  64. Hill LR, Skerman VBD, Sneath PHA. Corrigenda to the approved lists of bacterial names: edited for the international committee on systematic bacteriology. Int J Syst Bacteriol. 1984;34:508–11.View ArticleGoogle Scholar
  65. Rahn O. New principles for the classification of bacteria. Zentralblatt für Backteriologie, Parasitenkunde, Infektionskrankheiten und Hygiene. 1937;96:273–86.Google Scholar
  66. Skerman VBD, McGowan V, Sneath PHA. Approved lists of bacterial names. Int J Syst Bacteriol. 1980:225–420.Google Scholar
  67. Castellani A, Chalmers AJ. Genus Escherichia Castellani and Chalmers, 1918. Wood W. And Co. Manual of Tropical Medicine. Third edition. New York; William Wood and Company; 1919. p.941-3.Google Scholar

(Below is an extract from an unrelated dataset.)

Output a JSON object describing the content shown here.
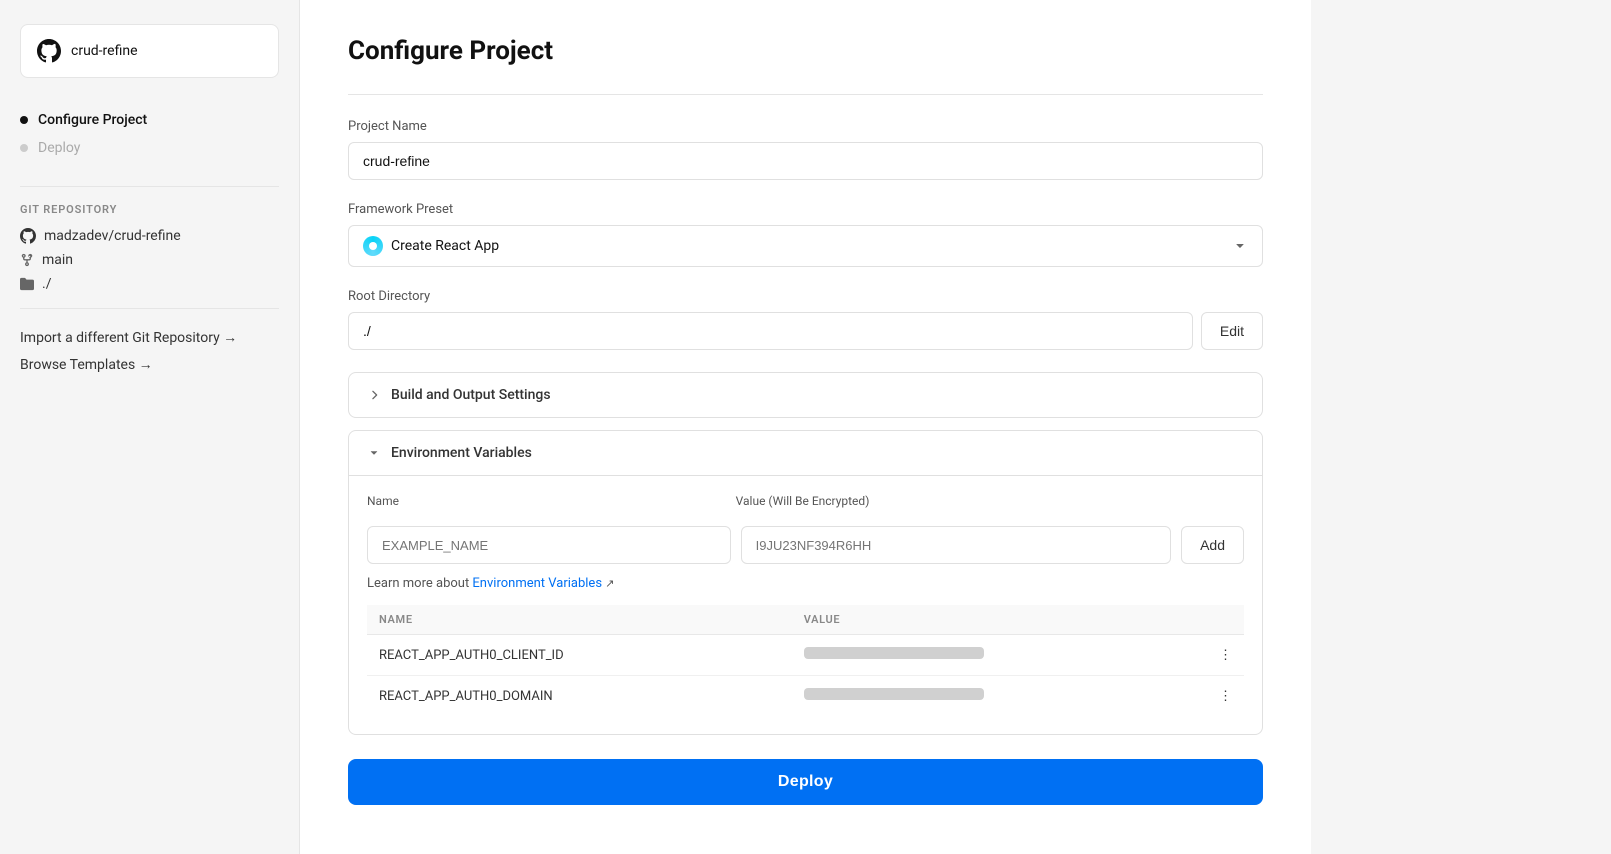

  68. Ashburner M, Ball CA, Blake JA, Botstein D, Butler H, Cherry JM, Davis AP, Dolinski K, Dwight SS, Eppig JT, et al. Gene ontology: tool for the unification of biology. The Gene Ontology Consortium. Nat Genet. 2000;25:25–9.View ArticlePubMedPubMed CentralGoogle Scholar
  69. Stoddard SF, Smith BJ, Hein R, Roller BR, Schmidt TM. rrnDB: improved tools for interpreting rRNA gene abundance in bacteria and archaea and a new foundation for future development. Nucleic Acids Res. 2015;43:D593–8.View ArticlePubMedGoogle Scholar

Copyright

© The Author(s). 2017